::: SUPPLIED MATERIAL
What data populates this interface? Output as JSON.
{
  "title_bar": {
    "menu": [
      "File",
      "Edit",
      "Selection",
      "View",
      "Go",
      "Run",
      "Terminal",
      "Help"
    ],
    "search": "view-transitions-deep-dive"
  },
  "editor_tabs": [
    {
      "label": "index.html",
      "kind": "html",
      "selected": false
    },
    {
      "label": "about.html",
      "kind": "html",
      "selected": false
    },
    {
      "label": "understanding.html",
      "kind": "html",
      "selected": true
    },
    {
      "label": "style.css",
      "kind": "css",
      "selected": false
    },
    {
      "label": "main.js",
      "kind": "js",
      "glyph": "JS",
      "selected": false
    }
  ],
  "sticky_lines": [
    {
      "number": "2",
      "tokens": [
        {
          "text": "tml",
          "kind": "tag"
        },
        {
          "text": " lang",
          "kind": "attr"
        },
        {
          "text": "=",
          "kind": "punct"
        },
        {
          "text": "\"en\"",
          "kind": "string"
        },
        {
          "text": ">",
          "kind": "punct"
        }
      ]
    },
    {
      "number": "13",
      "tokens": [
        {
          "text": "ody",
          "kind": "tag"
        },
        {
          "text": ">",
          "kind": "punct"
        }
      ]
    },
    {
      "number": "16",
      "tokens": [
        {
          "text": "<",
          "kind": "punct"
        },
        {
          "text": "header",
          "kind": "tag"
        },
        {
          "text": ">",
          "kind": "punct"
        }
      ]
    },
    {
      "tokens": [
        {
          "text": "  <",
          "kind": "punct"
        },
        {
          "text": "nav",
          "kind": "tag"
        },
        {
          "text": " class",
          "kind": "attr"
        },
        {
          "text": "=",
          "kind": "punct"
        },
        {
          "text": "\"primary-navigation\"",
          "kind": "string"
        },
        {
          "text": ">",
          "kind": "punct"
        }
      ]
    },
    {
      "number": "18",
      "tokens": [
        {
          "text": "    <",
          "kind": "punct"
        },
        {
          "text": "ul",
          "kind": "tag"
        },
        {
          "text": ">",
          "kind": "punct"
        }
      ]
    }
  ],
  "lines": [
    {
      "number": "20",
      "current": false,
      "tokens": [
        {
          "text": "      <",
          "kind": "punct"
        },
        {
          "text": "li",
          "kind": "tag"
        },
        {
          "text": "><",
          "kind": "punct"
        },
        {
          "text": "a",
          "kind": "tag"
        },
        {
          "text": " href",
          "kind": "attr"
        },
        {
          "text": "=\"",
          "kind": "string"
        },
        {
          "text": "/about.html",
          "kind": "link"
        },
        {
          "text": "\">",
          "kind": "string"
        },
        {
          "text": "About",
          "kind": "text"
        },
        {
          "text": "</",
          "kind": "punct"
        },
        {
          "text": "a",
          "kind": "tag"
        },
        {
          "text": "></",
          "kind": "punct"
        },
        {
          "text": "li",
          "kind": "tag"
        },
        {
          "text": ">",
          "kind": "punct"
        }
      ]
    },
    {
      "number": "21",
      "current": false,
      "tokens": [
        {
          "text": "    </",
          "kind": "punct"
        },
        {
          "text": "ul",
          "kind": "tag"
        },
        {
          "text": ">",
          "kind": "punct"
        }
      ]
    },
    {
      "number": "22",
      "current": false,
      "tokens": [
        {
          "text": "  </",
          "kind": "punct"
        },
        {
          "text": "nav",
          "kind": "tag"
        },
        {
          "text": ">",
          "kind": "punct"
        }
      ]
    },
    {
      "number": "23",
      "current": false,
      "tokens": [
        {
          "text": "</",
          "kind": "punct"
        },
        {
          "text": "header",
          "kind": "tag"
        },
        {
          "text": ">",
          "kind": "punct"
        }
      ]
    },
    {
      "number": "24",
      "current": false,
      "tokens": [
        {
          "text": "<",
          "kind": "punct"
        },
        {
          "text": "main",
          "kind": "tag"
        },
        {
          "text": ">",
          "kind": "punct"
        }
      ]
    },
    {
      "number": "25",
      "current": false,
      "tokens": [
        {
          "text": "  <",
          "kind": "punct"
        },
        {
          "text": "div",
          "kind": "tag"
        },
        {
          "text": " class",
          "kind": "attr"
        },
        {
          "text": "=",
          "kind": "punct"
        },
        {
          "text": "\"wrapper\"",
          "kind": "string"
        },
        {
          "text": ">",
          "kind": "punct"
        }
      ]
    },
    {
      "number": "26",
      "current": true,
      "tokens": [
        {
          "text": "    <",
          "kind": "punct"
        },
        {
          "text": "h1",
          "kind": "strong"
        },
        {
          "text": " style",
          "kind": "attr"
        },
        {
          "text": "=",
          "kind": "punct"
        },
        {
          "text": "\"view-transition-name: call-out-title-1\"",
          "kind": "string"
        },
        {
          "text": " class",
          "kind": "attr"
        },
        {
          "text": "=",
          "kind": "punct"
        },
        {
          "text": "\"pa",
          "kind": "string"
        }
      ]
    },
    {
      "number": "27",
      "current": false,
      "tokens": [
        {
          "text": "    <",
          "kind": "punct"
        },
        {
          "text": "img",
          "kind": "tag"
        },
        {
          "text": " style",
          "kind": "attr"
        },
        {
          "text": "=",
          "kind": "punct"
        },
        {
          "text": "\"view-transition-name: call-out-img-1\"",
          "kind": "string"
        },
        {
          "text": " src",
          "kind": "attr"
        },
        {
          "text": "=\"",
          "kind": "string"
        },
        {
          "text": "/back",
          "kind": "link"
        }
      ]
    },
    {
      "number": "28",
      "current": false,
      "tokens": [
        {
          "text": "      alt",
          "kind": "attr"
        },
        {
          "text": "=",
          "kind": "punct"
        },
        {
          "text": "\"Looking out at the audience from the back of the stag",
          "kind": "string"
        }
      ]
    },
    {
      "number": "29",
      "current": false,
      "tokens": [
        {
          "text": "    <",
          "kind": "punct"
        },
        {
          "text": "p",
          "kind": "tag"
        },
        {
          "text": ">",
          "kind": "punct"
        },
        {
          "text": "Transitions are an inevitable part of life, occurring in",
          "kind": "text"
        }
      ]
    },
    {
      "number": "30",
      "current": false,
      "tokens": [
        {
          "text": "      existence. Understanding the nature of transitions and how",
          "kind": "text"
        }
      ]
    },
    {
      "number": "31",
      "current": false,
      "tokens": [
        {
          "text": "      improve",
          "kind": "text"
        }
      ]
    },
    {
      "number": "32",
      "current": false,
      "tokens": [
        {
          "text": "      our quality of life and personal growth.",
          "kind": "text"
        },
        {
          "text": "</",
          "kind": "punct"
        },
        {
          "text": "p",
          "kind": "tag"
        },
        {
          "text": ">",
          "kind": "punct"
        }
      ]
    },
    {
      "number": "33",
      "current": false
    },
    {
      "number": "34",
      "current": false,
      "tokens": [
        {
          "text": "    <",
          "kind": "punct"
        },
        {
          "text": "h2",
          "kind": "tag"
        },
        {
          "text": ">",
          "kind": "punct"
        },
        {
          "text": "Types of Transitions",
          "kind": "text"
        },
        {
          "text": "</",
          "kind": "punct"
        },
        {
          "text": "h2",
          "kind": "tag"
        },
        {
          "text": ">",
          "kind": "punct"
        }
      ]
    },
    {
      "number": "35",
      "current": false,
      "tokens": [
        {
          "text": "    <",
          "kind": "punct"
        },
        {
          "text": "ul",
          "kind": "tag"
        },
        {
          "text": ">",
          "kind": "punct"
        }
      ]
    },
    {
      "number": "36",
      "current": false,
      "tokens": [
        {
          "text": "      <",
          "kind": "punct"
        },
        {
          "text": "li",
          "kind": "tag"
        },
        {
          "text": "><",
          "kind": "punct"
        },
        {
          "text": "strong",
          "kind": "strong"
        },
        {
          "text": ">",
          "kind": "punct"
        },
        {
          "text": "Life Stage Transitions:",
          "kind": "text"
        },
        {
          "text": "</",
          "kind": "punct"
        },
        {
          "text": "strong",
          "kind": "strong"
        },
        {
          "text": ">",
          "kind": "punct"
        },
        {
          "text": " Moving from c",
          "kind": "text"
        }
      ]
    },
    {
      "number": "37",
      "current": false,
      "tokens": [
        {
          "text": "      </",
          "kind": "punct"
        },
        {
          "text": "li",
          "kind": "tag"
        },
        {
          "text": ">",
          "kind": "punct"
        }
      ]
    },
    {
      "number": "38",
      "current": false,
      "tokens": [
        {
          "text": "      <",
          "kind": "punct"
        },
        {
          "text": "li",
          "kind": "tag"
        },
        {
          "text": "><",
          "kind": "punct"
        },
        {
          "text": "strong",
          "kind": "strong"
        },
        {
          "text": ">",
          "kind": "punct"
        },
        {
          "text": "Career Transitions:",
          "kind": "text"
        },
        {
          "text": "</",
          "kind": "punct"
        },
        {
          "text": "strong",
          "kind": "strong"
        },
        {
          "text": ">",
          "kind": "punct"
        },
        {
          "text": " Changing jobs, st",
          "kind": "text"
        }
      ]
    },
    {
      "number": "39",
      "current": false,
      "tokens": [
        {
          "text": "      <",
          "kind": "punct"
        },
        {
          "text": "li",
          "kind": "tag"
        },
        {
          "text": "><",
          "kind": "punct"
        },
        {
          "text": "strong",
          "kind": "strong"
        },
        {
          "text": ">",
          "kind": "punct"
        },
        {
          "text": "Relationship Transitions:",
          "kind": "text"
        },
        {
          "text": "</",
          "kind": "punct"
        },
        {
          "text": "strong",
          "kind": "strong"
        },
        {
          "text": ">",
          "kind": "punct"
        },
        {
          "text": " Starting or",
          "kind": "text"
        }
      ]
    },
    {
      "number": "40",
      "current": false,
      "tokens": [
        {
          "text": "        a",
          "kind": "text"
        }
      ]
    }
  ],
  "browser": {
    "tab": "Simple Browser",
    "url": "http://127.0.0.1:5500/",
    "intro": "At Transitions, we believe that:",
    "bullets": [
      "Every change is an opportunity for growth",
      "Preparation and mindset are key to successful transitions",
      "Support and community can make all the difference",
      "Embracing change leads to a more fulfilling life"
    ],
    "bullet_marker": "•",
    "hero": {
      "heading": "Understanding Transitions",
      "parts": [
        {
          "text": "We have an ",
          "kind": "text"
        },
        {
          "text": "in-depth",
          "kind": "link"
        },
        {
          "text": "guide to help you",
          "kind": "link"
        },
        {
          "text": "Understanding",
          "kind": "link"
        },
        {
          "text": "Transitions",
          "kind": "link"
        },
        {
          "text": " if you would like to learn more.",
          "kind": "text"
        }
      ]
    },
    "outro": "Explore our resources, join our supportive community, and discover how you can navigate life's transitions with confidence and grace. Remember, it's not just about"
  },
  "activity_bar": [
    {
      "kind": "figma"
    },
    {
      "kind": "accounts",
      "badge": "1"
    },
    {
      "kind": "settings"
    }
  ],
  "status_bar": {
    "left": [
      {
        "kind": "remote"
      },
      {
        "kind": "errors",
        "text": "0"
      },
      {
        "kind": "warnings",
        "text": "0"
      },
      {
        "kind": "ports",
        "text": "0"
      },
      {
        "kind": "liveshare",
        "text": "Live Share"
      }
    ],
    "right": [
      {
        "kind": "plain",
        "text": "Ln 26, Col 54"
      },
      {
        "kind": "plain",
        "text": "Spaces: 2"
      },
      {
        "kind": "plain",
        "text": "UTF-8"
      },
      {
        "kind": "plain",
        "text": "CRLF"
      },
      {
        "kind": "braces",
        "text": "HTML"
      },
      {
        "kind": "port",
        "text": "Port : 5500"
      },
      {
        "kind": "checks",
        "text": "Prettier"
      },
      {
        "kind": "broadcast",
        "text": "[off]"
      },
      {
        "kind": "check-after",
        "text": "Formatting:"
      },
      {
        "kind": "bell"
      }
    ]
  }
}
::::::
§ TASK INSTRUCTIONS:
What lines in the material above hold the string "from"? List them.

§ REPLY:
          "text": "\"Looking out at the audience from the back of the stag",
          "text": " Moving from c",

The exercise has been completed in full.